"It's very tough. It's very tough." 75-year-old Jose Urbach told the Wall Street Journal.
Urbach lives in lower Manhattan, where he and his wife moved after the war. He became an award-winning artist and project manager, but lost his job at age 62 following the September 11, 2001, terrorist attacks, which also caused him to begin having nightmares, the paper reported.
He has battled prostate cancer, and sometimes has to borrow money for food and medical bills. Survivors like Urbach "live close to desperation," the UJA-Federation of New York says.
Now, a coalition of groups led by the nonprofit Survivor Initiative is trying to get $1.5 million from the City Council to help Urbach and other survivors who are most in need, including those who lived through 9/11 or 2012's Superstorm Sandy.
The situation is urgent, said Meredith Burak of the Survivor Initiative.
"It's not something we can look back and say, 'We can help them in the future,' because we can't," she told the Journal. She acknowledged that the money "would be a drop in the bucket. The problem is massive. But it certainly would be helpful."
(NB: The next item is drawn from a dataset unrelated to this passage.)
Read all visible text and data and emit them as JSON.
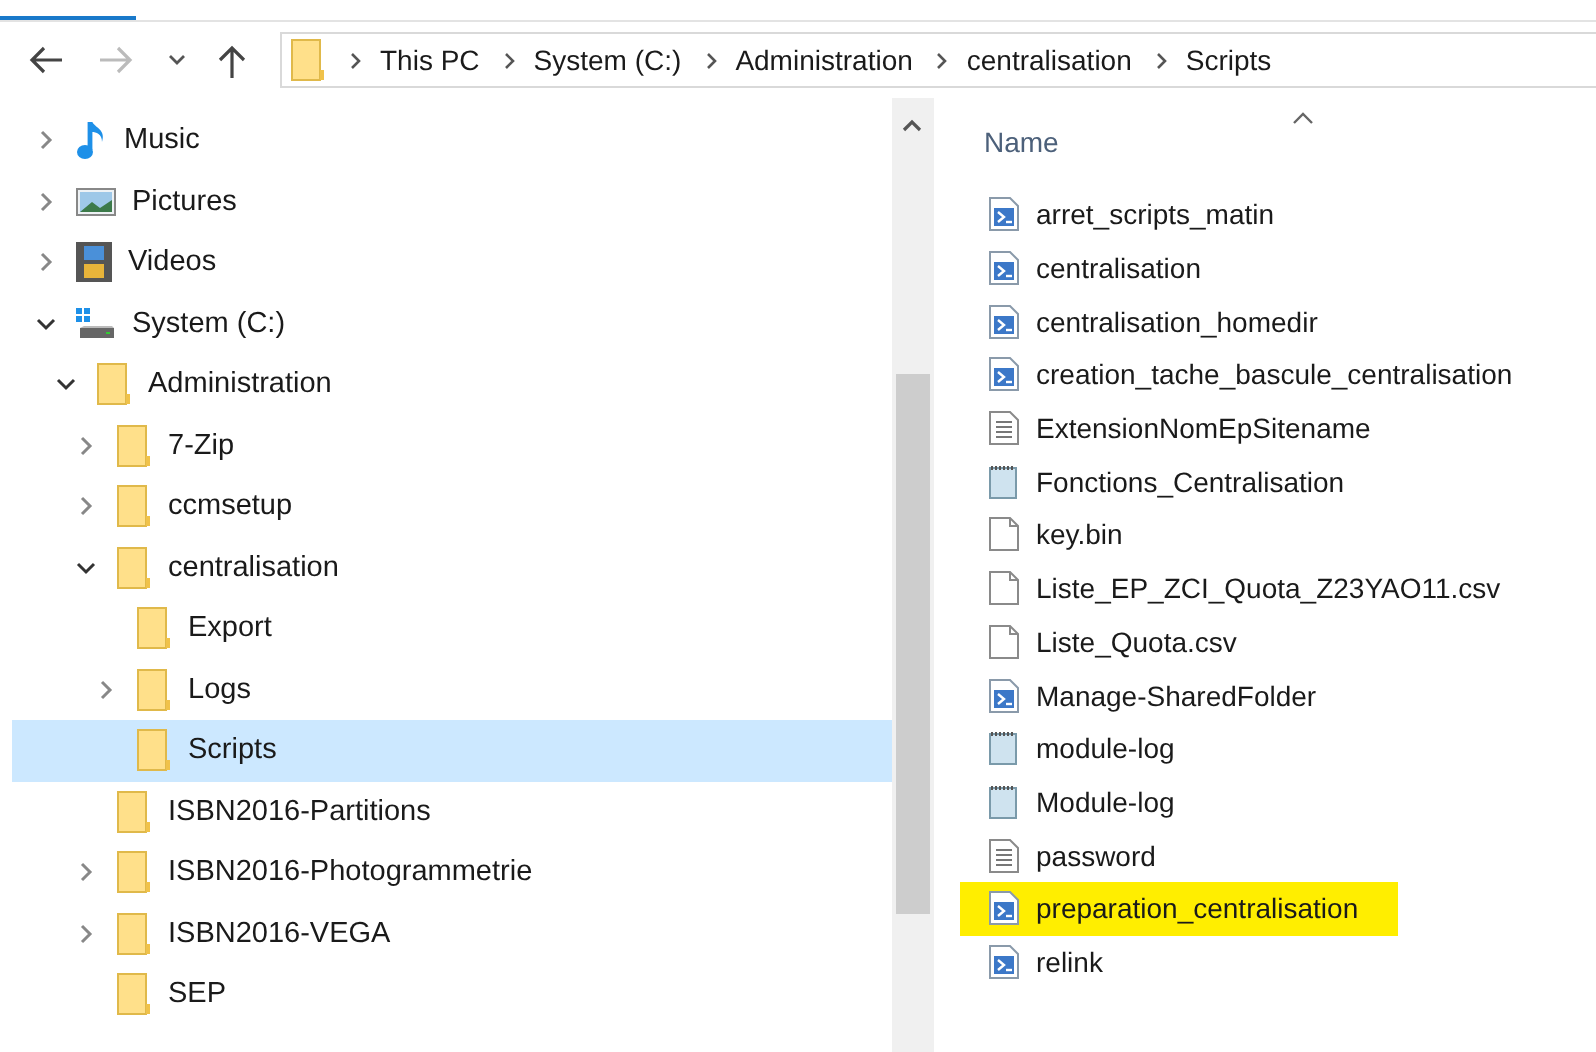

A Selfhelp report updated in 2013 predicts that nearly 24,000 survivors will be living in the New York area in the year 2025 and that 35% of them will be dealing with serious or chronic illnesses, many linked to the poor living conditions and torture they endured from the Nazis, per the Journal.
"We need to really help make the burden a little lighter for these people in the last years of their lives," said Elihu Kover, of Selfhelp, a nonprofit group that assists Holocaust survivors.
From 2005 to 2008, the city provided some funding specifically for Holocaust survivor services, but it was eliminated during the economic downturn.
Some survivors are waiting to return to their apartments after being forced to leave following Superstorm Sandy, while others died while living with family. Others, still, have no one to turn to because family networks were wiped out by the Holocaust.
"We can’t undo the horrors of the war,” said City Council member Mark Levine. "But we can do a small but important thing, which is help this heroic generation live out its final years in dignity."